According to a study conducted at a single cancer center in Southern Maryland, patients who survived breast or prostate cancer were less likely to receive a colorectal cancer screening.
Patients who survived breast or prostate cancer had a low rate of colorectal cancer (CRC) screenings, with factors such as gender, comorbidities, and residence being associated with receiving a screening, according to findings from a single center study based in Southern Maryland.
Results from the study indicated that, overall, 51% of survivors received a colonoscopy for CRC, including 54% of prostate and 44% of breast cancer survivors. Some factors such as being older than 65 years, surviving breast cancer vs prostate cancer, and living in a large vs small metropolitan area were associated with lower odds of undergoing a screening for CRC. Notably, survivors with hypertension were associated with consistently being screened for CRC were, whereas those with diabetes and obesity were not associated with undergoing screening.
“CRC screening rates remain low among breast and prostate cancer survivors with existing disparities observed based on gender and geographic area of residence. In addition, certain comorbidities are associated with increased adherence to colonoscopy screening and future studies should examine the mechanisms associated with these findings. Our findings suggest the importance of secondary cancer prevention in survivorship care plans for [patients with] breast and prostate cancer and effective implementation of such plans within the primary care system,” the investigators wrote.
A total of 1947 cancer survivors were included in the study, 1056 of whom had breast cancer and 891 had prostate cancer. The mean patient age was 71.22 years and 30% of patients were 75 years or older. Prostate cancer patients were an average of 4 years older than breast cancer patients. In the overall population, 57% of survivors were non-Hispanic White, and 30% were non-Hispanic Black. Moreover, 58% of patients reported living in a large metropolitan area vs 42% who lived in a small metropolitan area.
Findings from a multivariate model indicated that those living in small areas were 3.62 times more likely to have a CRC screening than survivors residing in large areas (95% CI, 2.93-4.47). Patients with hypertension were 2 times or more likely to receive CRC screenings than those without the comorbidity (OR, 2.12; 95% CI, 1.67-2.69); the association was higher for those who survived breast cancer vs prostate cancer. Those living in small metropolitan areas who survived breast cancer were 5 times as likely to be screened for CRC than those in larger areas (95% CI, 3.90-7.05); this association was less notabe among patients who survived prostate cancer (OR, 2.36; 95% CI, 1.20-2.54).

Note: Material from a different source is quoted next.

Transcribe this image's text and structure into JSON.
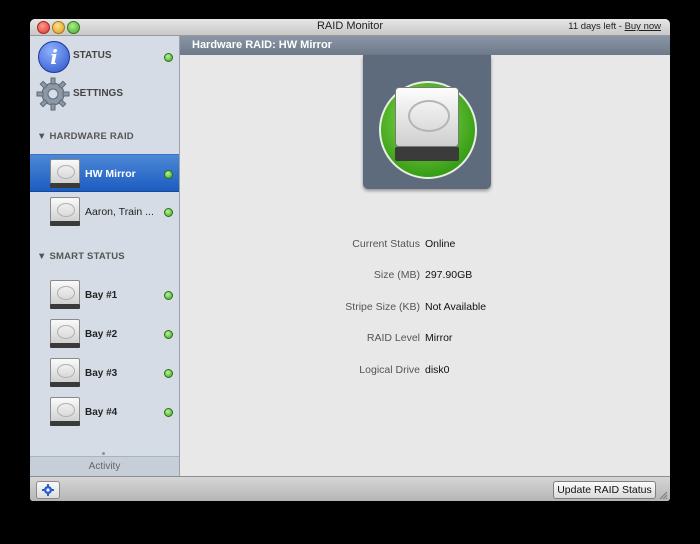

Patients who were non-Hispanic Black and survived prostate cancer who resided in large metropolitan areas were 48% as likely to have CRC screenings compared with non-Hispanic White patients (95% CI, 1.03-2.13). In patients who survived breast and prostate cancer and were diagnosed with hypertension, screenings were 2 times more likely to take place compared with those who did not have hypertension who lived in large metropolitan areas (95% CI, 1.55-3.10) and small metro areas (95% CI, 1.50-2.96).
This study was repeated with patients under 75 years of age. Investigators found similar results except for age and race, which were not associated with receipt of CRC screening. Moreover, race was not associated screening for those in large or small metropolitan areas.
Dash C, Lu J, Parikh V, et al. Disparities in colorectal cancer screening among breast and prostate cancer survivors. Cancer Med. 2021;10(4):1448-1456. doi:10.1002/cam4.3729